not. There are really only three things that can set you apart:
1. Delivering the lowest price and lowest cost structure.
2. Having an excellent product, location or service.
3. Owning the relationship by delivering a superior experience.
Let's look at one of these, having the lowest price and cost structure, and see how this strategy can be used to achieve maximum differentiation
over competitors in meeting customer needs.
The key to successfully implementing a price leadership strategy is to ensure you have an efficient and distinct cost structure. Since your profits are
what are left over once your costs are subtracted, being the price leader without the lowest costs is a one way ticket to bankruptcy. The uniqueness,
strength and number of distinct competencies that lower your cost structure are what make this strategy competitive. Since costs can be controlled
at many levels such as materials, manufacturing, maintenance, research and design, distribution and human resources, there are many opportunities
to structure a unique cost structure that is unlikely to be easily imitated. It has been demonstrated time and again that higher market share and
experience lead to lower costs.
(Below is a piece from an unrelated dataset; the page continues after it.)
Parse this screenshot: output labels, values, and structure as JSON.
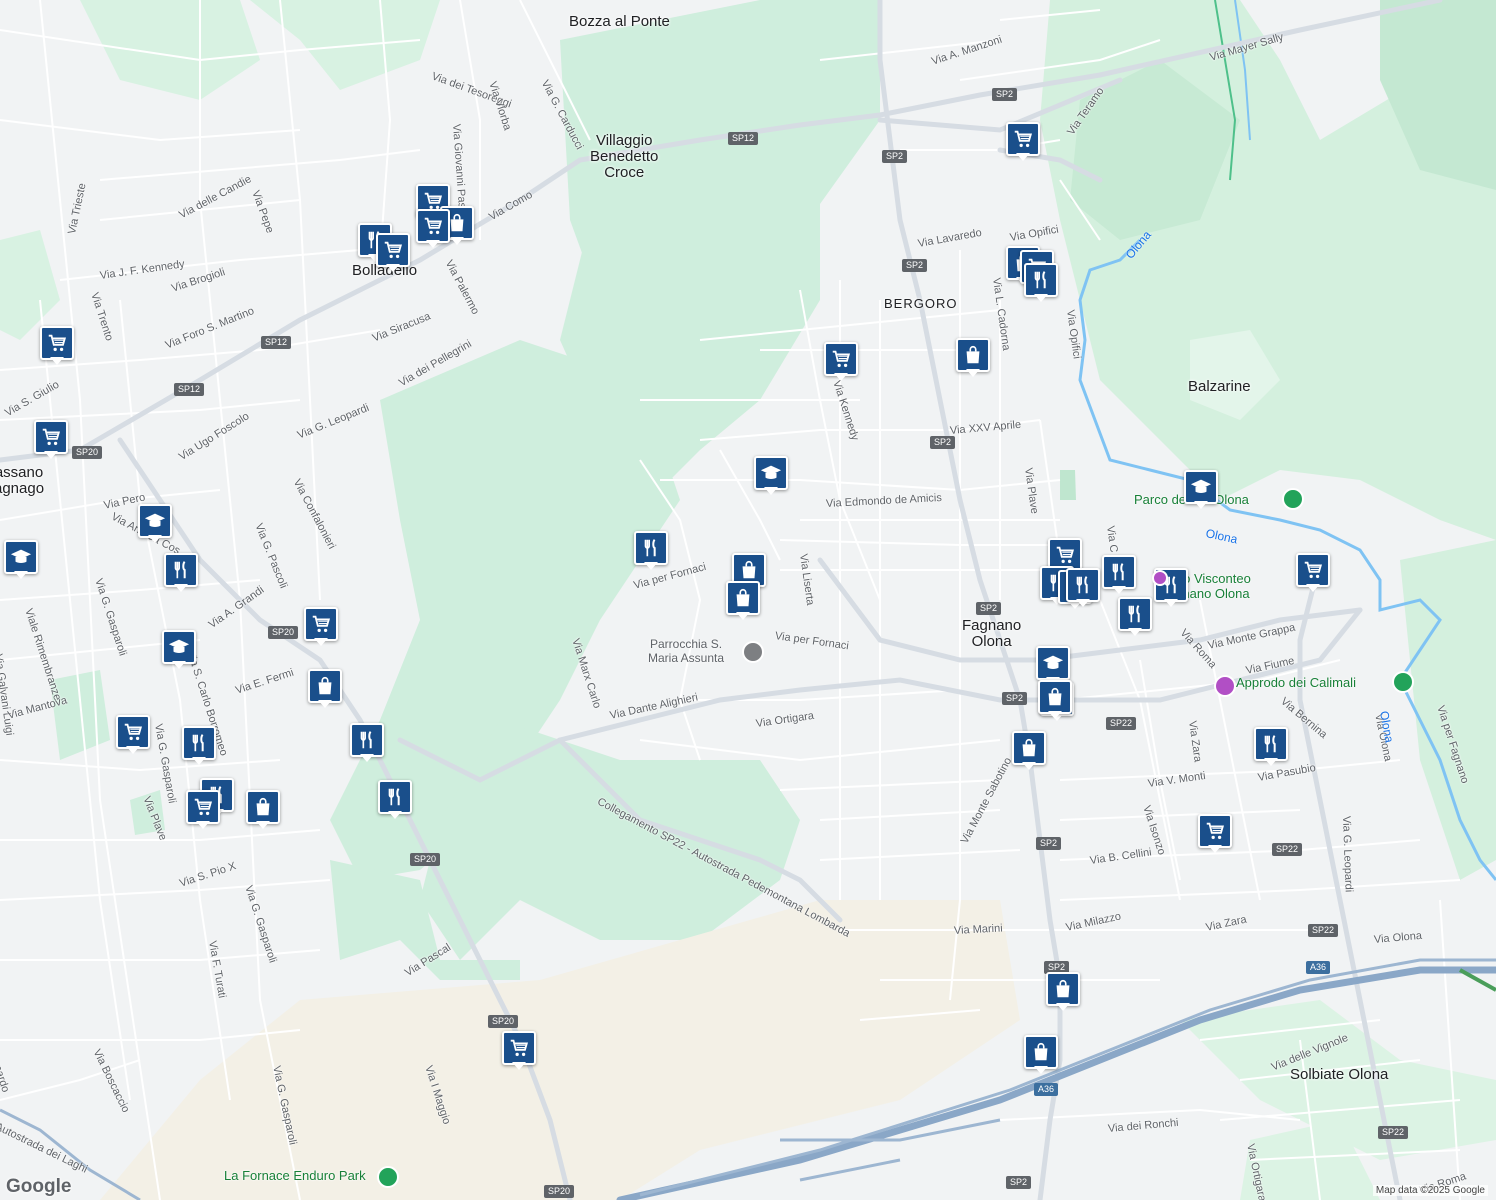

If a business has a solid price leadership strategy that gains acceptance and momentum, it can be pretty hard to beat
as it grows.
The airline industry is a tough competitive environment, yet Westjet, a low-cost carrier is one of the most successful airlines in Canadian history.
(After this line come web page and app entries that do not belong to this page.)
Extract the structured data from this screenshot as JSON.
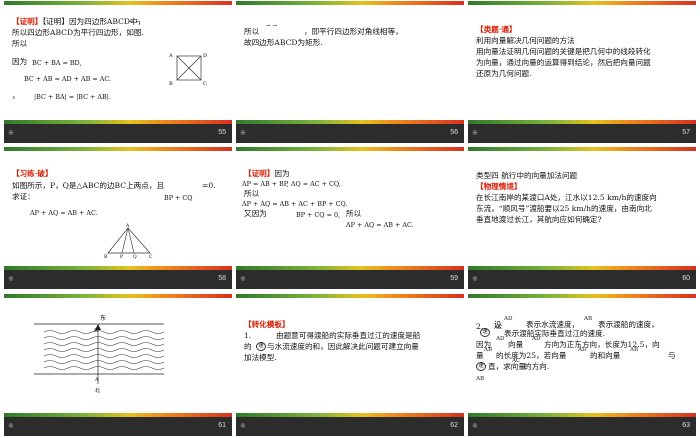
{
  "slides": [
    {
      "number": "55",
      "footer_mark": "※",
      "lines": [
        "【证明】因为四边形ABCD中，",
        "所以四边形ABCD为平行四边形，如图.",
        "所以",
        "因为",
        "，"
      ],
      "formulas": [
        "BC + BA = BD,",
        "BC + AB = AD + AB = AC.",
        "|BC + BA| = |BC + AB|."
      ],
      "figure_labels": [
        "A",
        "B",
        "C",
        "D"
      ]
    },
    {
      "number": "56",
      "footer_mark": "※",
      "lines": [
        "所以",
        "，即平行四边形对角线相等，",
        "故四边形ABCD为矩形."
      ]
    },
    {
      "number": "57",
      "footer_mark": "※",
      "title": "【类题·通】",
      "lines": [
        "利用向量解决几何问题的方法",
        "用向量法证明几何问题的关键是把几何中的线段转化",
        "为向量，通过向量的运算得到结论，然后把向量问题",
        "还原为几何问题."
      ]
    },
    {
      "number": "58",
      "footer_mark": "※",
      "title": "【习练·破】",
      "lines": [
        "如图所示，P，Q是△ABC的边BC上两点，且",
        "=0.",
        "求证："
      ],
      "formulas": [
        "BP + CQ",
        "AP + AQ = AB + AC."
      ],
      "figure_labels": [
        "A",
        "B",
        "P",
        "Q",
        "C"
      ]
    },
    {
      "number": "59",
      "footer_mark": "※",
      "title": "【证明】",
      "lines": [
        "因为",
        "所以",
        "又因为",
        "所以"
      ],
      "formulas": [
        "AP = AB + BP, AQ = AC + CQ,",
        "AP + AQ = AB + AC + BP + CQ.",
        "BP + CQ = 0,",
        "AP + AQ = AB + AC."
      ]
    },
    {
      "number": "60",
      "footer_mark": "※",
      "heading": "类型四  航行中的向量加法问题",
      "title": "【物理情境】",
      "lines": [
        "在长江南岸的某渡口A处，江水以12.5 km/h的速度向",
        "东流，“顺风号”渡船要以25 km/h的速度，由南向北",
        "垂直地渡过长江，其航向应如何确定?"
      ]
    },
    {
      "number": "61",
      "footer_mark": "※",
      "figure_labels": [
        "东",
        "B",
        "A",
        "北"
      ]
    },
    {
      "number": "62",
      "footer_mark": "※",
      "title": "【转化模板】",
      "lines": [
        "1.",
        "由题意可得渡船的实际垂直过江的速度是船",
        "的",
        "与水流速度的和，因此解决此问题可建立向量",
        "加法模型."
      ],
      "circle": "速"
    },
    {
      "number": "63",
      "footer_mark": "※",
      "lines": [
        "2.",
        "设",
        "表示水流速度，",
        "表示渡船的速度，",
        "表示渡船实际垂直过江的速度.",
        "因为",
        "向量",
        "方向为正东方向，长度为12.5，向",
        "量",
        "的长度为25，若向量",
        "的和向量",
        "与",
        "直，求向量",
        "的方向."
      ],
      "formulas": [
        "AD",
        "AB",
        "AC",
        "AD",
        "AD",
        "AB",
        "AD",
        "AB",
        "AC",
        "AB"
      ],
      "circles": [
        "速",
        "速"
      ]
    }
  ]
}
Founded in 1996 by four Calgary entrepreneurs, it is now the second most profitable airline in North America, just after Southwest Airlines, a
successful US based low cost carrier. How has Westjet maintained a low cost model?
1. Lower staff costs. Pilot salaries are 75% of the industry average. Other staff salaries are 95% of the industry median. They offer generous stoc
options to compensate for this. In 2002 they paid out $15 million in profit sharing to employees. Westjet uses 75 employees to support each plane,
whereas Air Canada uses 180. Westjet emloyees are also not unionized.
2. Lower maintenance and training costs. Westjet uses Boeing 737 airplanes exclusively. They stock parts and train staff based on one model of plane.
3. Lower food costs. They pioneered the snack and bag lunch option. Nuff said.
4. Lower ticketing costs and distribution overhead. Westjet was among the first to use direct consumer phone bookings and electronic ticketing.
They were also leaders in on-line bookings.
5. More efficient flight schedule and service model. They use an A to B model rather than a web and spokes model, which is common with
airlines such as Air Canada. Air Canada accumulates people in hub cities to get them to the spokes, which are smaller centers. There is a higher
cost structure to support the 1-2 hours between flights for the hub and spokes model. Westjet, by efficiently providing a city to city service only,
keeps non-flying time to a minimum, and costs down. Clive Beddoe, President and CEO estimates that Westjet's costs are half of Air Canada's.
Air Canada may lower their fares, paint the planes a different colour and brand them as Zip and Tango, but if the business model is not based on
a low cost structure, it can not remain competitive as a low cost carrier.
Every sector has a price leader. Price leaders can be challenged by new entrants who articifially lower their prices to gain market share. Since this
practice is only sustainable over the long term by businesses with deep pockets, the truly successful businesses are those with a superior low price
strategy secured by a unique and controlled cost structure.
HMY Airways, an upstart Vancouver based international airline is positioned as a hybrid of the low price/low cost structure model. Launched in
winter 2002 as a vacation travel destination airline, their business model emphasizes operational efficiency, a customer service orientation and
competitive pricing. While still in the early stages of introducing who they are, their initial success demonstrates that the competitive environment
of business is not static.
Customer needs, regulations, competitors and trends all effect change. To compete on price and remain competitive over the long term, you must
control your internal cost structure and then monitor external influences.
Mary Charleson, MBA is president of Charleson Communications, a company specializing in market research, strategy and advertising
development. She writes monthly and can be reached at mary@charleson.ca